The basic arrangement of the selling floor is of primary importance because it affects all other design decisions. Each type of layout has inherent strengths and weaknesses resulting from the traffic flow patterns they create. With changing formats and increasingly sophisticated store design research and combinations of these plans. Layouts may be categorised into three basic types:
• Grid
• Free flow
• Loop/boutique

Grid Layouts

A linear design for a selling floor where fixtures are arranged to form vertical and horizontal aisles throughout the store. Supermarkets, discounters, grocery, drug store and other convenience –oriented retailers, typically use it. This layout is done for more of the store’s convenience and the need to get a lot of product out on display.

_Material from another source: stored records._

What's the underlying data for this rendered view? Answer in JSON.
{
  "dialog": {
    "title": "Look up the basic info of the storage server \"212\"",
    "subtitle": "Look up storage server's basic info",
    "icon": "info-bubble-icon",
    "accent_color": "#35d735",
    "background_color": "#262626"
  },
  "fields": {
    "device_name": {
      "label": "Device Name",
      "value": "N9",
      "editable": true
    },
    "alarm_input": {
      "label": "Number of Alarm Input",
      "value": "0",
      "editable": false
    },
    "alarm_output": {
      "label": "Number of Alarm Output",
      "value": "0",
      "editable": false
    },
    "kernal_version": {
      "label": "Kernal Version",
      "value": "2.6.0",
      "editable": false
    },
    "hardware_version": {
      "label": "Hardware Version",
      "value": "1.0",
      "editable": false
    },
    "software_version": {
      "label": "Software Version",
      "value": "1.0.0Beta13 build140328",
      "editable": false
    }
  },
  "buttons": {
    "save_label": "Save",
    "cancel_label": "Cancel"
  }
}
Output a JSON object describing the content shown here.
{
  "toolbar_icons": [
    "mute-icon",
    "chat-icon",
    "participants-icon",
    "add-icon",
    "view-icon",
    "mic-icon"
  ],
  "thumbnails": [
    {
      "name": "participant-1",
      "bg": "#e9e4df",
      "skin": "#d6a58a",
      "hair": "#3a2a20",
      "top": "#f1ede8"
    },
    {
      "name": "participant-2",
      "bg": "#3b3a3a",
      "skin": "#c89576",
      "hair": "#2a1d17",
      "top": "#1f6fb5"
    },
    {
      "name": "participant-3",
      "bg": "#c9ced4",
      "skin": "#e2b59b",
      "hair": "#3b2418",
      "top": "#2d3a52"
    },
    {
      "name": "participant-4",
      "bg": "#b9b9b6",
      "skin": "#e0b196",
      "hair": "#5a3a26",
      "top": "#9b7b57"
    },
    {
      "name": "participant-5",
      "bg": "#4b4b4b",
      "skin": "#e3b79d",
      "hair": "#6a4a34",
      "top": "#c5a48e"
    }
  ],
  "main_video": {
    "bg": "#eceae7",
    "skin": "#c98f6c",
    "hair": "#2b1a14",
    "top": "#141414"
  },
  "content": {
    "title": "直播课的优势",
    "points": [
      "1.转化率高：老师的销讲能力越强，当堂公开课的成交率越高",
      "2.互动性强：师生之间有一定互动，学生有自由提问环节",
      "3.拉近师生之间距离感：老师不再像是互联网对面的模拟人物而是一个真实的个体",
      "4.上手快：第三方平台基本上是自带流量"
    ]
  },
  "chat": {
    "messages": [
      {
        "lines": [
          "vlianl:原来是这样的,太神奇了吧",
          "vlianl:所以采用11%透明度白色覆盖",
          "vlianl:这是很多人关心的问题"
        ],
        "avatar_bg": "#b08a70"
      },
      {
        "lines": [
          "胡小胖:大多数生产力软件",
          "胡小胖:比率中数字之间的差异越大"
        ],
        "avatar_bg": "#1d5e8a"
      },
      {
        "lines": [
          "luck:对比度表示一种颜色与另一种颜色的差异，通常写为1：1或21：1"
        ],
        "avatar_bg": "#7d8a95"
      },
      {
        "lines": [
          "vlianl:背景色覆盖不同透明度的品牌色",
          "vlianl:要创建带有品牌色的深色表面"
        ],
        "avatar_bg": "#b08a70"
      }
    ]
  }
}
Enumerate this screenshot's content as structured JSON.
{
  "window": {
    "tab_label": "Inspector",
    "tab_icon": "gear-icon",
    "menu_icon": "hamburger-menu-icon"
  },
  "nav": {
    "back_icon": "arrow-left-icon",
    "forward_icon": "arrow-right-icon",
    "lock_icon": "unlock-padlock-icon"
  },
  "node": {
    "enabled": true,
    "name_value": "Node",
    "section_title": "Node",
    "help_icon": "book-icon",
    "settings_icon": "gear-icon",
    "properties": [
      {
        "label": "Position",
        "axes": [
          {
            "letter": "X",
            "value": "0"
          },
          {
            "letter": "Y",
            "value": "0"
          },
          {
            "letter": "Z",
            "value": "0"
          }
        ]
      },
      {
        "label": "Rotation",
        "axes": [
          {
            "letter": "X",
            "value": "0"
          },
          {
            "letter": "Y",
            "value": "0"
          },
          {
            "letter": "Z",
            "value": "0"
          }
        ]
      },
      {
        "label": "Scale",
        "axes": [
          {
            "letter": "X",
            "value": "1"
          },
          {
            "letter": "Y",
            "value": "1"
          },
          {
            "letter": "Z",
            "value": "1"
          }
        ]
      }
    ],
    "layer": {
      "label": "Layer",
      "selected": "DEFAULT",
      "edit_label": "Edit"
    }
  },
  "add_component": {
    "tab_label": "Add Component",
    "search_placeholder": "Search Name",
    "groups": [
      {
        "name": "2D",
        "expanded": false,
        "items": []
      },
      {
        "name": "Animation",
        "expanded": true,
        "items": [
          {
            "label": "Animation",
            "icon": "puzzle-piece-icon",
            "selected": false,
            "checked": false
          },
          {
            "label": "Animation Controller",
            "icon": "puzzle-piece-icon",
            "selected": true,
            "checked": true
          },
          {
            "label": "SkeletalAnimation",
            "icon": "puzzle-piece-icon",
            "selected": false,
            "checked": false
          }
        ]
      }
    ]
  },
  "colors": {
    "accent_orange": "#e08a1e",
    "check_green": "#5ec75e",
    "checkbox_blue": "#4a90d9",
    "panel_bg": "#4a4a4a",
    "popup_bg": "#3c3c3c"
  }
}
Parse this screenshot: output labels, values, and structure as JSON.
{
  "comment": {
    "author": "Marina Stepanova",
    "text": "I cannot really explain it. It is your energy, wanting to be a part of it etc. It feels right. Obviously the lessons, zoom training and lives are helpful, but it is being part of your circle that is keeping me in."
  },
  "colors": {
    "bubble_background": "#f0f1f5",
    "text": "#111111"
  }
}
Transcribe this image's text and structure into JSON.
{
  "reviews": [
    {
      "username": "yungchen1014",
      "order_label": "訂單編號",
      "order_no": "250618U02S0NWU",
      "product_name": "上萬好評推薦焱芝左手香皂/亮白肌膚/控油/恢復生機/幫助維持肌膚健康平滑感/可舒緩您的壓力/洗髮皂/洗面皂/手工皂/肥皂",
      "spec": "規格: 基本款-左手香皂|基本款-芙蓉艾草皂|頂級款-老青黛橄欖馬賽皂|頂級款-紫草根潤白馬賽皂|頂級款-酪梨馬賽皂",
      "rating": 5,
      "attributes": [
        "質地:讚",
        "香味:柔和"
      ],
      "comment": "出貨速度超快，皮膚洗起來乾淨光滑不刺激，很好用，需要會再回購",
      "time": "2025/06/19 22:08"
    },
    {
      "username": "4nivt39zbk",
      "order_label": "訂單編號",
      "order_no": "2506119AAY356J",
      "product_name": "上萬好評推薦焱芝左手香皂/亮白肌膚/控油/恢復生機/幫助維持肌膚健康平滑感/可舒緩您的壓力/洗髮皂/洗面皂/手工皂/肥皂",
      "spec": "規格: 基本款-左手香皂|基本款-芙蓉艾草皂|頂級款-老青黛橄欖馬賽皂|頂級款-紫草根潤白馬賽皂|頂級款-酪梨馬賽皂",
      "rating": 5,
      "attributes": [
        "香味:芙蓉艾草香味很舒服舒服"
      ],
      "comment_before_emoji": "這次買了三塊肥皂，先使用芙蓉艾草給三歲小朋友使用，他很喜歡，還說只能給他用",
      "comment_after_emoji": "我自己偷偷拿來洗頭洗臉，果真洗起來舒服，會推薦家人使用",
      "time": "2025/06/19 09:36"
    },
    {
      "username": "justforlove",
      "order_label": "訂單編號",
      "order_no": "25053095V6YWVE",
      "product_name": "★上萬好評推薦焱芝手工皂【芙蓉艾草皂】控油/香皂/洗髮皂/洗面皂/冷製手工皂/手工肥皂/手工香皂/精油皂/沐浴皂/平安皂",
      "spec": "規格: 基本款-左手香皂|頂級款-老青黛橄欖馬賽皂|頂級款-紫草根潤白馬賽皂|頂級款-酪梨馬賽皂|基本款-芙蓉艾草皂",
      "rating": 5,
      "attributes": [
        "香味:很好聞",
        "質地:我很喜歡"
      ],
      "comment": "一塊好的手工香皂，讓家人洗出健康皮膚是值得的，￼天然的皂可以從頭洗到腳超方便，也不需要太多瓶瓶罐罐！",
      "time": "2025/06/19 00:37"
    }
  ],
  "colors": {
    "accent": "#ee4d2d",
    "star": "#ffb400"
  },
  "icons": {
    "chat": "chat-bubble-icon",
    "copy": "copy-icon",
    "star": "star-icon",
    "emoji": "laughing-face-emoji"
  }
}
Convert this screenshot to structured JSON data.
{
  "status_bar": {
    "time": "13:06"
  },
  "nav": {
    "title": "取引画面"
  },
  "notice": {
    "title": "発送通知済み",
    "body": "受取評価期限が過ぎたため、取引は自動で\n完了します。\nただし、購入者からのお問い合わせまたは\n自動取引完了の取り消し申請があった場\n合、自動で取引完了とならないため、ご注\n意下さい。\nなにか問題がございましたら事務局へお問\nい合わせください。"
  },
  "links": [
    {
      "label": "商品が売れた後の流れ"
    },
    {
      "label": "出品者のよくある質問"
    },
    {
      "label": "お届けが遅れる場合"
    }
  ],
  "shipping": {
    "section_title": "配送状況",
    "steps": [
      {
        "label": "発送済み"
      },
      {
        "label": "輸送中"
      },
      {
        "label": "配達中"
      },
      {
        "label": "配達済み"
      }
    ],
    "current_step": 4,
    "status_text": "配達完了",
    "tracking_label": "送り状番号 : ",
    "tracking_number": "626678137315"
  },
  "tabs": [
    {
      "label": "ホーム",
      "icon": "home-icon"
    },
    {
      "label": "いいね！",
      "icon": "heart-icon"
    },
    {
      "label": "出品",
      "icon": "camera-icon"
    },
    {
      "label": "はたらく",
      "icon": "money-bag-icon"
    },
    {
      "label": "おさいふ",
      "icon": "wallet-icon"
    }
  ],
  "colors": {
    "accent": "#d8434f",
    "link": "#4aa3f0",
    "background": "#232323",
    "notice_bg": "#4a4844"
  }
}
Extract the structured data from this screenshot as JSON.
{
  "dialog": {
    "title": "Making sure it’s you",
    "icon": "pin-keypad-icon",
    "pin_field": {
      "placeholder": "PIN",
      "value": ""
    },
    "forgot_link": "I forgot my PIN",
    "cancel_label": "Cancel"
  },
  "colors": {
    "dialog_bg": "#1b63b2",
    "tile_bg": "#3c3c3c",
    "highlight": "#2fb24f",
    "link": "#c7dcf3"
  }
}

The basic advantages of using this kind of layout can be summed up as under:
1. It is efficient in terms of space use
2. Allows orderly stocking
3. Helps shoppers see a great number of items easily
4. Is simple and predictable to navigate
5. Efficient to maintain.
6. In a self-service format, this arrangement permits customers to shop in a quick, routine manner.
7. The strategic location of departments ensures that customers are drawn to the store and exposed to all merchandise categories.
8. Simplify the inventory maintenance.


Weaknesses of the layout include:Image result for Selecting a layout in Store Operation
1. The psychological effect on customers is one of feeling constrained and rushed, which reduces the time they spend browsing.
2. Not aesthetically pleasing.
3. Contains long gondolas of merchandise and aisles in a repetitive pattern, which creates a monotonous effect that makes the customers feel bored after a certain time.
It is not necessarily convenient for all consumers or the most effective selling approach. Certainly, the main aisles will get lots of exposure, but the secondary aisles are often overlooked and as a result sales are missed

Loop or Boutique or Racetrack Layouts

It exposes shoppers to a great deal of merchandise as they follow a perimeter traffic aisle with departments on the right and left of the circular, square, rectangular or oval racetrack. This layout divides the selling floor into shops within the store. This layout is employed in a discount or a department store.


The major strengths of this kind of layout can be summed up as under: This layout exposes shoppers to a great deal of merchandise. It forces the customer to visit multiple departments as they pass through. This loop effect facilitates impulse buying. The newest merchandise is prominently displayed on these main aisles. Overhead directional signs and departmental graphics provide visual cues to the location of other departments, helping shoppers while shopping Construction, interior design and security costs are substantial, however.